Segment Start: Material shown
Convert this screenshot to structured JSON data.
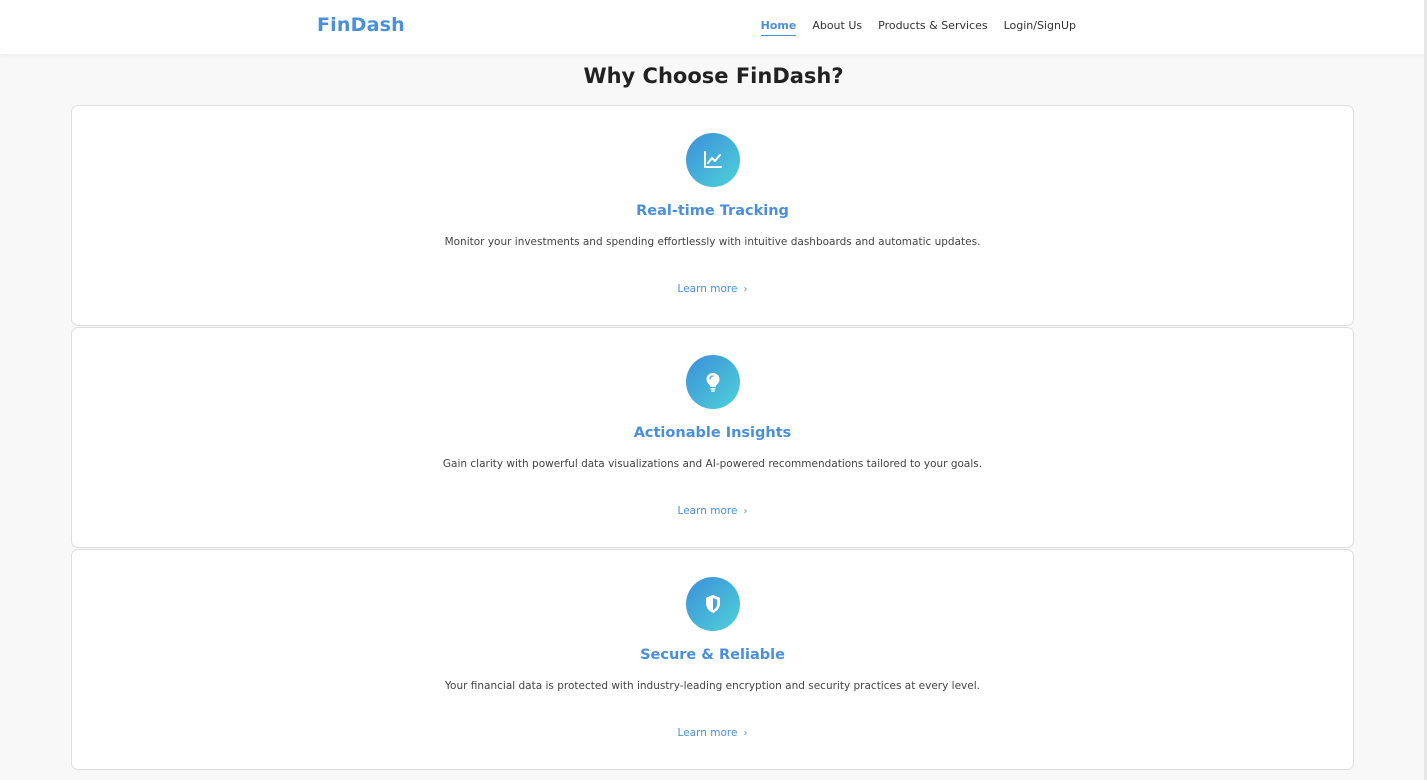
{
  "brand": "FinDash",
  "nav": {
    "home": "Home",
    "about": "About Us",
    "products": "Products & Services",
    "login": "Login/SignUp"
  },
  "section_title": "Why Choose FinDash?",
  "cards": [
    {
      "icon": "chart-line-icon",
      "title": "Real-time Tracking",
      "description": "Monitor your investments and spending effortlessly with intuitive dashboards and automatic updates.",
      "link": "Learn more"
    },
    {
      "icon": "lightbulb-icon",
      "title": "Actionable Insights",
      "description": "Gain clarity with powerful data visualizations and AI-powered recommendations tailored to your goals.",
      "link": "Learn more"
    },
    {
      "icon": "shield-icon",
      "title": "Secure & Reliable",
      "description": "Your financial data is protected with industry-leading encryption and security practices at every level.",
      "link": "Learn more"
    }
  ],
  "colors": {
    "accent": "#4a8fdc",
    "icon_gradient_start": "#3b8fd9",
    "icon_gradient_end": "#4fd1d9"
  }
}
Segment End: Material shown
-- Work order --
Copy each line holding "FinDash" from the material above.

-- Exercise response --
  "brand": "FinDash",
  "section_title": "Why Choose FinDash?",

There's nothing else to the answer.